_Data extract:_
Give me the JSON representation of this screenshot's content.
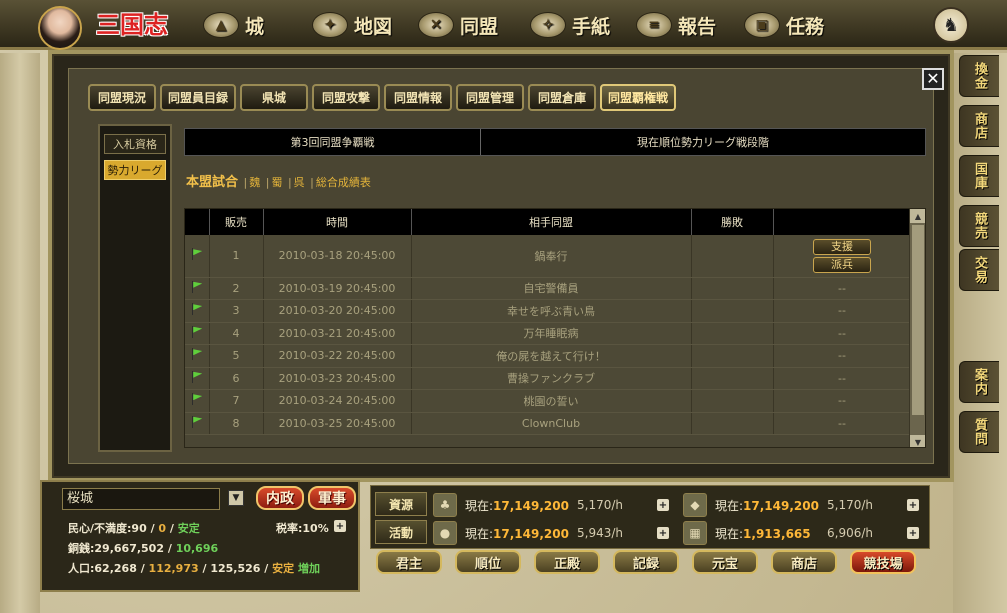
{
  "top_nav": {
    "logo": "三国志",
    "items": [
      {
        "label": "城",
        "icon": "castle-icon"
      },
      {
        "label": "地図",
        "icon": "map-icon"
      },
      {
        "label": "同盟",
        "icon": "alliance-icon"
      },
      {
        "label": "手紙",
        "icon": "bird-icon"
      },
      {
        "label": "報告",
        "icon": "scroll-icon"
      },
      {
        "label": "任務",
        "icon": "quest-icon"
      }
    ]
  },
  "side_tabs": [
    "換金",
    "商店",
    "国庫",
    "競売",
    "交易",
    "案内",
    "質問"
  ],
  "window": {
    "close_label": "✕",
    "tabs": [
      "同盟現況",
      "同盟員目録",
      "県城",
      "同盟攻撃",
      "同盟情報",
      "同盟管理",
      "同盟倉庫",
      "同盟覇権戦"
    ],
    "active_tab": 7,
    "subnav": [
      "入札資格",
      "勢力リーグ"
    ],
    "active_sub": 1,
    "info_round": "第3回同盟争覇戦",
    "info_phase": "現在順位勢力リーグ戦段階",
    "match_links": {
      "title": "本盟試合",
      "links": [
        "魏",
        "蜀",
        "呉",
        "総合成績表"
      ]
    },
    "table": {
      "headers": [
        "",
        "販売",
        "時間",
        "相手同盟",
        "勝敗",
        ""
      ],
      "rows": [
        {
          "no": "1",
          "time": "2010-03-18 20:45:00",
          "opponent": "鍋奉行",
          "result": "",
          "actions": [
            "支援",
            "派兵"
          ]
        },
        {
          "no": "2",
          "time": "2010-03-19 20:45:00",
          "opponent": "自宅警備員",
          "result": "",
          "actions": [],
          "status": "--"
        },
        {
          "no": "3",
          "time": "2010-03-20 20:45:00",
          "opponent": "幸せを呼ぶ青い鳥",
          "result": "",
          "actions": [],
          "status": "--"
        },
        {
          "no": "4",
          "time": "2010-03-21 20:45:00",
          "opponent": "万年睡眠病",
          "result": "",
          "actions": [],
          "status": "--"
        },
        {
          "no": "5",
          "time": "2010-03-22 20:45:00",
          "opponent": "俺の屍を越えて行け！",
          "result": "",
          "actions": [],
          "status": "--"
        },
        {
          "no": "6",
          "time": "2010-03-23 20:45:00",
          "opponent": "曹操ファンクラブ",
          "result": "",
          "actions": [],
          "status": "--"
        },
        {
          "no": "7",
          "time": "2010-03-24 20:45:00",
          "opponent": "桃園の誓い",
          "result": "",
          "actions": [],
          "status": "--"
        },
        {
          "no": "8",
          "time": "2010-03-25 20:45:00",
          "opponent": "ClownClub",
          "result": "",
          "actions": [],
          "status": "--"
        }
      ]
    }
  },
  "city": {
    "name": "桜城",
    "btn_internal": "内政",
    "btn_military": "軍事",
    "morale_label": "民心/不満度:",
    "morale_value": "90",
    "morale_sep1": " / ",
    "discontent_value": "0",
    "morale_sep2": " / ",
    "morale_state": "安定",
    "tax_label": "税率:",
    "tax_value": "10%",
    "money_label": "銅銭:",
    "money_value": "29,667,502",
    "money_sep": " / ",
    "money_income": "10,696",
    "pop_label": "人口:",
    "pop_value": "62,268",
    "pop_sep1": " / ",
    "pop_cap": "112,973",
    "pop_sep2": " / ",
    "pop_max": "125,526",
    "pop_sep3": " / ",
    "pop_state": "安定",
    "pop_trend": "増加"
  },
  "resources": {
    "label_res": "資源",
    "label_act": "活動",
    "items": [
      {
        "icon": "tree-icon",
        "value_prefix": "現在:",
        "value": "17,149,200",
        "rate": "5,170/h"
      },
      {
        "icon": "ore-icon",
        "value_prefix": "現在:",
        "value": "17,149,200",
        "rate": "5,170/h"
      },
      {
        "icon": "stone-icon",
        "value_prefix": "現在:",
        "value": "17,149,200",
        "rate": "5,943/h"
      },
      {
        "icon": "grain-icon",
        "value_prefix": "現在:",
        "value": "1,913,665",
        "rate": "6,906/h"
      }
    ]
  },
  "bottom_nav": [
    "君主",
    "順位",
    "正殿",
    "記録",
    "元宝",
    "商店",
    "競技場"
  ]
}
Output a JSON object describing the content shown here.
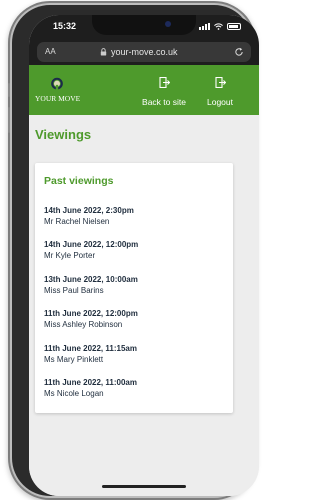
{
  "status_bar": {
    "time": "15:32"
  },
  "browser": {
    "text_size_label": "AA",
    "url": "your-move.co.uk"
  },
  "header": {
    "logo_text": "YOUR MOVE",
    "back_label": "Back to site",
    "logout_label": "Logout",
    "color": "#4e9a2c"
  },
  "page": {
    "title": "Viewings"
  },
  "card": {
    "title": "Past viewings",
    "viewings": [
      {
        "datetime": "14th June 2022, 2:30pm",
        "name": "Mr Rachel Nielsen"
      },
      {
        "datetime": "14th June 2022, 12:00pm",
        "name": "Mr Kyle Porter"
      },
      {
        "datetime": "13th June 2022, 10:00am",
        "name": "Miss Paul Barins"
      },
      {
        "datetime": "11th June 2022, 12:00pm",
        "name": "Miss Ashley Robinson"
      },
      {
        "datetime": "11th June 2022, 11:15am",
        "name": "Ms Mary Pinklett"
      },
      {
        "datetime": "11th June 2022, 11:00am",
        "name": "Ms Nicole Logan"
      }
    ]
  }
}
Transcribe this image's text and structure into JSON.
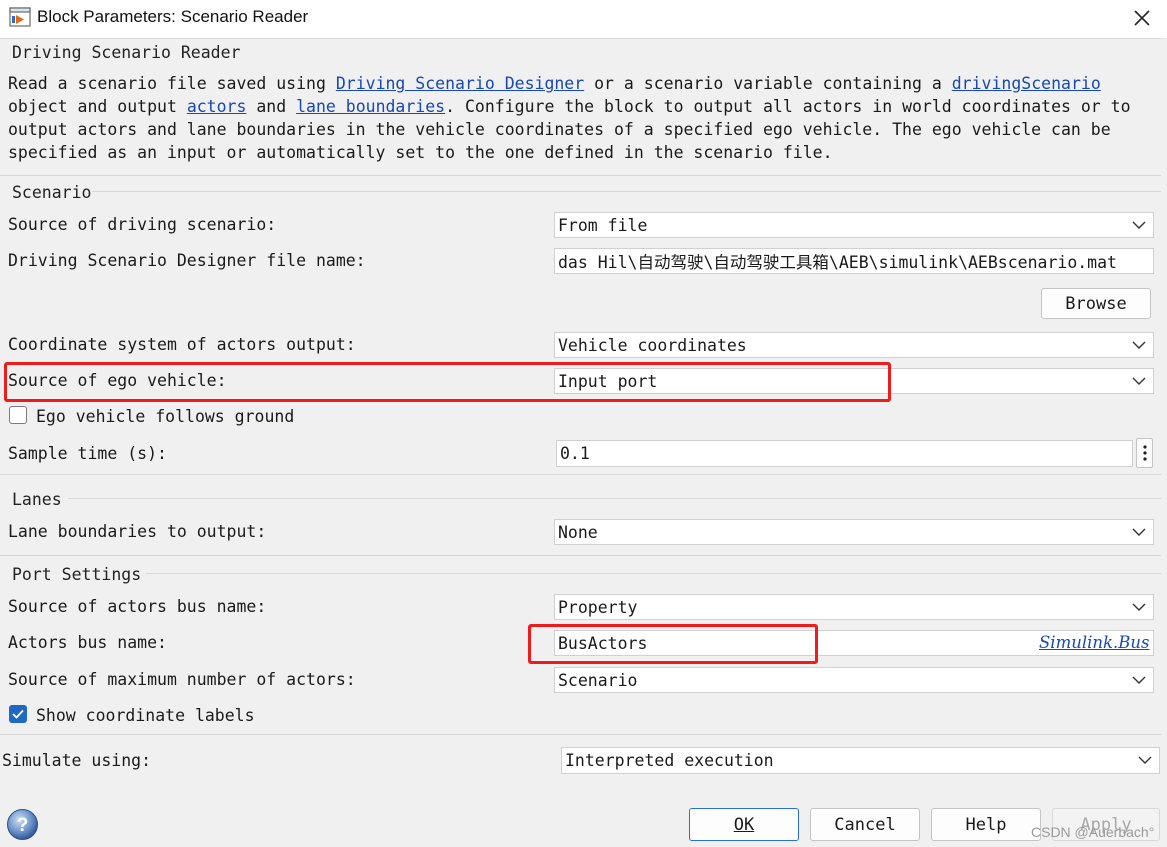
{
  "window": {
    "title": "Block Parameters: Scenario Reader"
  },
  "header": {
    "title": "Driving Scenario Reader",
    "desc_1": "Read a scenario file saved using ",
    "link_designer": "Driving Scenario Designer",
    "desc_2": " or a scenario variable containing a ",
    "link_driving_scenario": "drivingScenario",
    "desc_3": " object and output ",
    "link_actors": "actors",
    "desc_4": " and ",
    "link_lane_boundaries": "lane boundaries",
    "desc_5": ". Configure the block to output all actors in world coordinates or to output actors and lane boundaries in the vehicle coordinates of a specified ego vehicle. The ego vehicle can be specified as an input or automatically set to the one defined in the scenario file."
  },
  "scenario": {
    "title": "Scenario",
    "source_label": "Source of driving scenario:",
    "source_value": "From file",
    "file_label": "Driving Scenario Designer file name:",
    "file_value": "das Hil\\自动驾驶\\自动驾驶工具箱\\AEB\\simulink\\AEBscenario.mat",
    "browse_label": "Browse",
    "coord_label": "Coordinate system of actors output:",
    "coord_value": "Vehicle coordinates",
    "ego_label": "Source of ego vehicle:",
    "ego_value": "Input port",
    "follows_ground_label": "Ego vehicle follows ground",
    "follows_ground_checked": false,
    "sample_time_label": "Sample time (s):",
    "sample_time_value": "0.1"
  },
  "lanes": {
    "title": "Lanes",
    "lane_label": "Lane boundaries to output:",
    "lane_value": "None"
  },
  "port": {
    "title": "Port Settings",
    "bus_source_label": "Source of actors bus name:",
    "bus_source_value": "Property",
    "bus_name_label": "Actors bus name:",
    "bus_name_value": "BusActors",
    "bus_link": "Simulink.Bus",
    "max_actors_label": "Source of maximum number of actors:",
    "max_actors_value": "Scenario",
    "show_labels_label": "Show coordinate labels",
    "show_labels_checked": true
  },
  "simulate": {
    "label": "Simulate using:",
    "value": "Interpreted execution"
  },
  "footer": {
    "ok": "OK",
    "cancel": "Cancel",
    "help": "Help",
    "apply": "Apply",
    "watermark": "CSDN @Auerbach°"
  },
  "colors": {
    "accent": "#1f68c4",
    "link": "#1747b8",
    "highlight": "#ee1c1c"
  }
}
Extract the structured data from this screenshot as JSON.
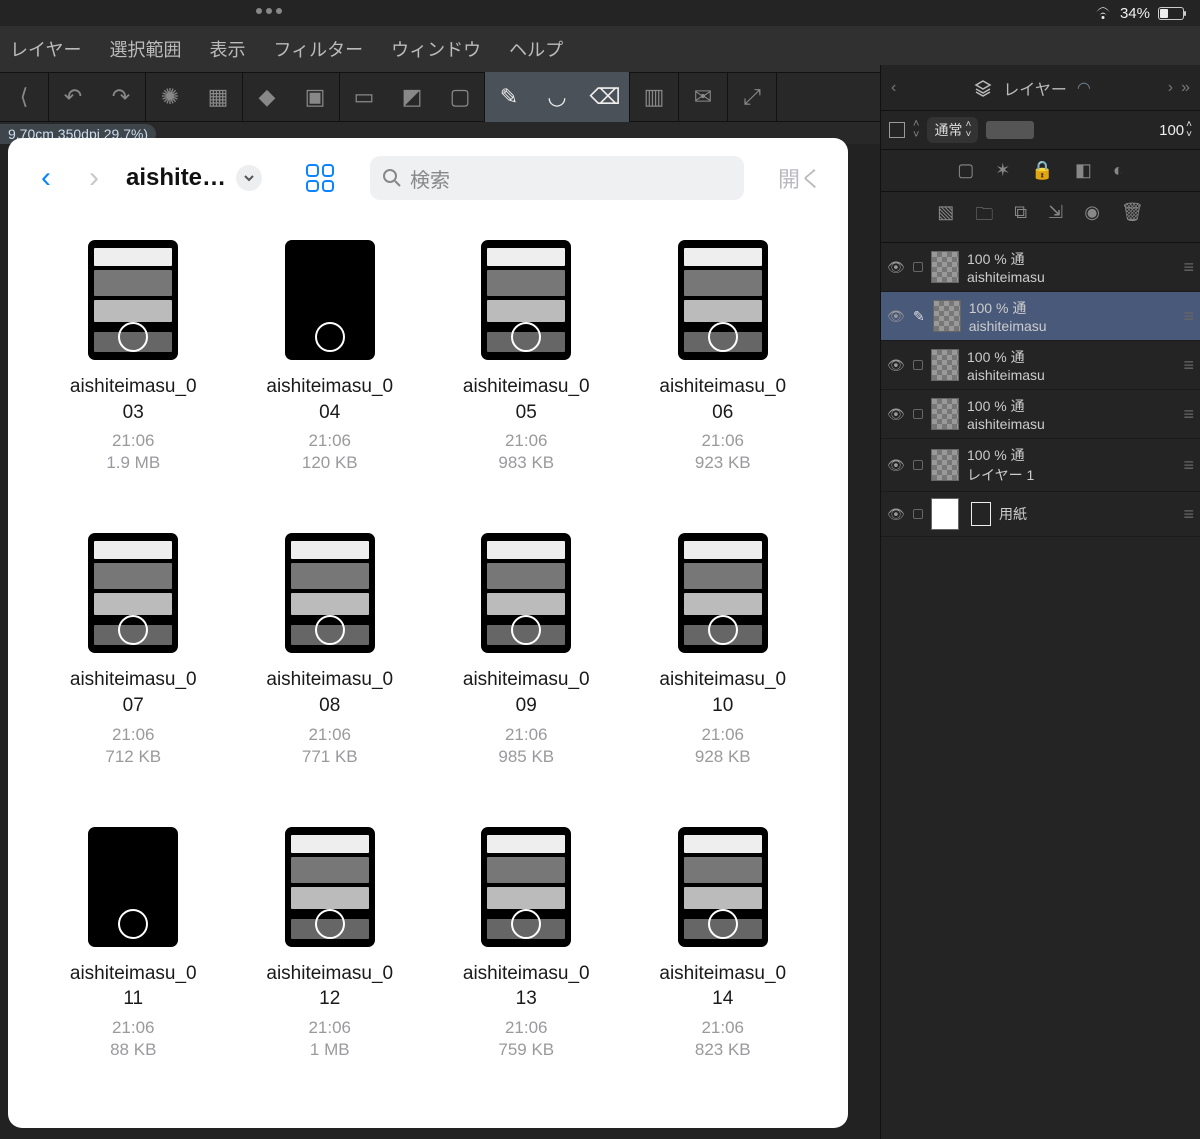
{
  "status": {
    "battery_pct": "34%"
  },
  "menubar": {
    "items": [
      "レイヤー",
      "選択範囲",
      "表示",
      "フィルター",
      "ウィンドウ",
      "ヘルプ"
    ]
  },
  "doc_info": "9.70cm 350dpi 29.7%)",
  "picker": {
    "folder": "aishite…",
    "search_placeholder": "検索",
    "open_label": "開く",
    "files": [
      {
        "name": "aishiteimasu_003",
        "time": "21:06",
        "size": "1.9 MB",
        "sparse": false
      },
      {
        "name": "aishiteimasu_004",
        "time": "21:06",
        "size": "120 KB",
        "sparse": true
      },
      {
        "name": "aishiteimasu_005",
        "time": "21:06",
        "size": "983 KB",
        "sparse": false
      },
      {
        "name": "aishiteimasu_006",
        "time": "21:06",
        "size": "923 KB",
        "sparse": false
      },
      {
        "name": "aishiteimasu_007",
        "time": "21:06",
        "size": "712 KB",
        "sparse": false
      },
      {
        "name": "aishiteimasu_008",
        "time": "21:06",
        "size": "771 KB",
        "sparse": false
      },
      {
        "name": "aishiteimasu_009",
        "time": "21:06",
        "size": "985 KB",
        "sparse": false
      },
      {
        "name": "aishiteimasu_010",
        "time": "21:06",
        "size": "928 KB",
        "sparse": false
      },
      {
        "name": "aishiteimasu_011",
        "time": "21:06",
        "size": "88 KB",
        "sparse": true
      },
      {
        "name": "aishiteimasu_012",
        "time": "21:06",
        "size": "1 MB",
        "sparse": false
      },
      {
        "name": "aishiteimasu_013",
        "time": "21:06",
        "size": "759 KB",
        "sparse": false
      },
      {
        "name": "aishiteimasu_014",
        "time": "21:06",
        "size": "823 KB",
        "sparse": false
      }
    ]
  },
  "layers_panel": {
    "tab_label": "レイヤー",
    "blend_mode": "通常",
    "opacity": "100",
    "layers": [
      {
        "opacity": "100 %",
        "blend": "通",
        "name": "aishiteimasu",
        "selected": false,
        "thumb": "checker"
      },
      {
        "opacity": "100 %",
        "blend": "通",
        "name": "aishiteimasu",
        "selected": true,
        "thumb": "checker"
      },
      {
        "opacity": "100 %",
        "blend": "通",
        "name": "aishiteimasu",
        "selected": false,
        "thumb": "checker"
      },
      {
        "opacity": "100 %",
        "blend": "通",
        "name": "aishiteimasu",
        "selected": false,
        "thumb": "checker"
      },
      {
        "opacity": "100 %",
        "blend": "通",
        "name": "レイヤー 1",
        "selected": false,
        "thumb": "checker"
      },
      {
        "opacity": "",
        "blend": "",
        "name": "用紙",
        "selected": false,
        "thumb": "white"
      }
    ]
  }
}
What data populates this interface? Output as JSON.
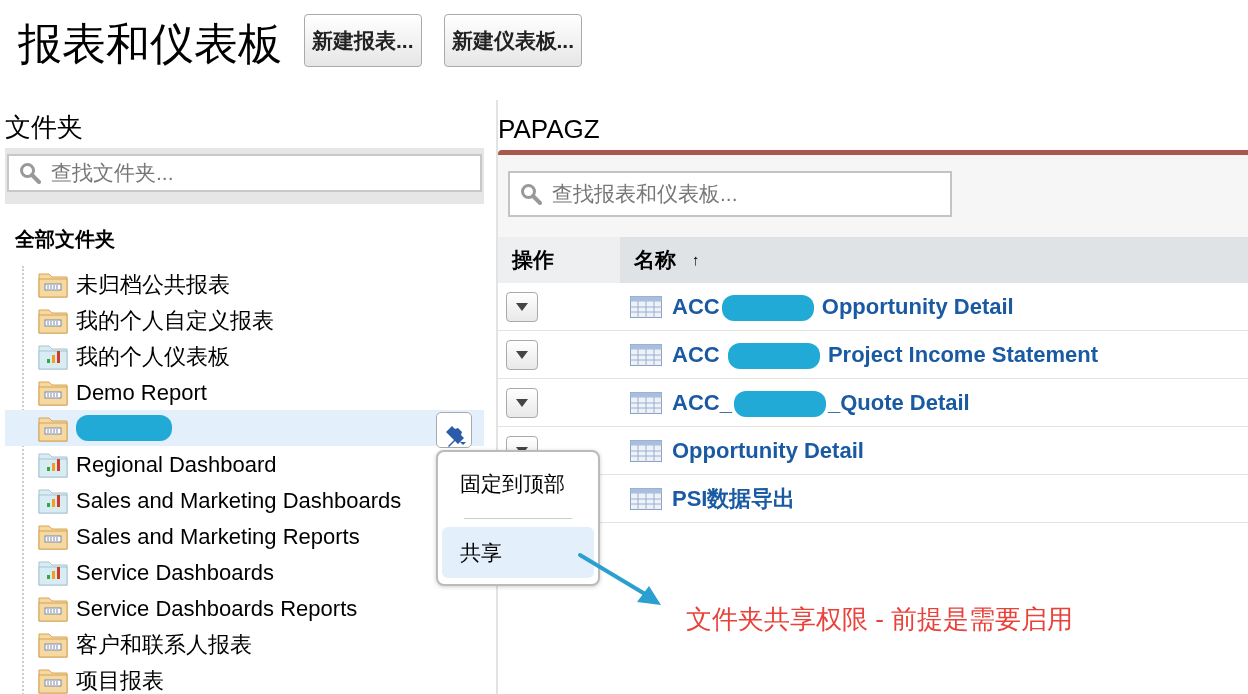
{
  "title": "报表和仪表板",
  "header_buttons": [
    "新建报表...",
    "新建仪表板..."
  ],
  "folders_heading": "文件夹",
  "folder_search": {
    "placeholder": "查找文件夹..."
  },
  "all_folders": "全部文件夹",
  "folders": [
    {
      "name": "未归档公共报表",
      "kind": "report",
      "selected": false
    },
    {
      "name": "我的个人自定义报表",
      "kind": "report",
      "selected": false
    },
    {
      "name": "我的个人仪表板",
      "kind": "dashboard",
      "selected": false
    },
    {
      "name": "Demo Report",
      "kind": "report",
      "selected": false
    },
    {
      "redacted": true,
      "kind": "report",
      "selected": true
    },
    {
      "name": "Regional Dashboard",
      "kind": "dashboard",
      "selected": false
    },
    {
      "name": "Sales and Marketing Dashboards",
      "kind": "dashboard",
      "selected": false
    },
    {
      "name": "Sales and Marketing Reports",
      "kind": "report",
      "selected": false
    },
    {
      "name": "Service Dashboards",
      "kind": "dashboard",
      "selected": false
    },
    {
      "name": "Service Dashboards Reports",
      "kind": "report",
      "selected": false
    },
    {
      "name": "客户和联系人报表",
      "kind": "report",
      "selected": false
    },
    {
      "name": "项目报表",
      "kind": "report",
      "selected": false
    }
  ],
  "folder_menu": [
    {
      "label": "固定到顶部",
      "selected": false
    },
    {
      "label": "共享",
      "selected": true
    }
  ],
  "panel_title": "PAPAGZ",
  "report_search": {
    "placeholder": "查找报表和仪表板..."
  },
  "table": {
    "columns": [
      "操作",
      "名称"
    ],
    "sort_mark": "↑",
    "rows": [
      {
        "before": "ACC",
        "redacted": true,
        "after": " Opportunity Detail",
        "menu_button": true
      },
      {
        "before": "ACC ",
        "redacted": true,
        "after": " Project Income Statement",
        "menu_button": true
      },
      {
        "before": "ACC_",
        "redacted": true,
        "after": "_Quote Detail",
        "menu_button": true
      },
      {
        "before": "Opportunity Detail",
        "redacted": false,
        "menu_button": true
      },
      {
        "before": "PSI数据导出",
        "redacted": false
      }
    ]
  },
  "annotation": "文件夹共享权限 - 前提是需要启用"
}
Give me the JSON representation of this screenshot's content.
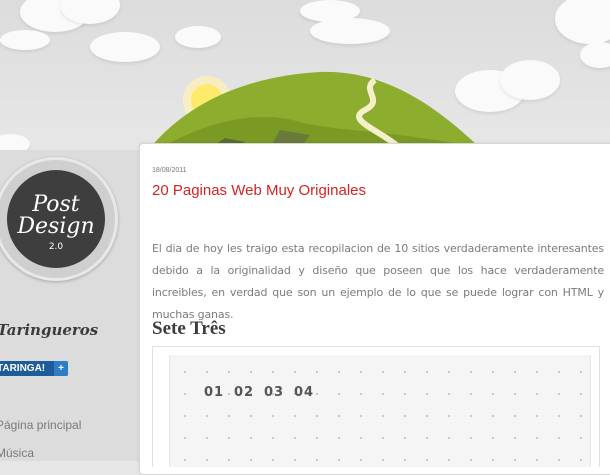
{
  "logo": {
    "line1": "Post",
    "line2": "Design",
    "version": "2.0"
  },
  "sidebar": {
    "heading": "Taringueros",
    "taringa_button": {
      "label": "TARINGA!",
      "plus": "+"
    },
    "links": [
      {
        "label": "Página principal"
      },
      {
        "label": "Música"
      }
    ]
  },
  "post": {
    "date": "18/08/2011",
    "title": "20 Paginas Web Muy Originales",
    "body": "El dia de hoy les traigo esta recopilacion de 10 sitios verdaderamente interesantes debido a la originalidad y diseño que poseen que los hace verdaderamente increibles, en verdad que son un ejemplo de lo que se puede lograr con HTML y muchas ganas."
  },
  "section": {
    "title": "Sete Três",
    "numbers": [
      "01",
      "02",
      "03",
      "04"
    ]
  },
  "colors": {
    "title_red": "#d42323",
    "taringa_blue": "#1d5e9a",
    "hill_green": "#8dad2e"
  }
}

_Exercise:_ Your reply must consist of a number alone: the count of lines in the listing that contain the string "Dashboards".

_Answer space:_ 3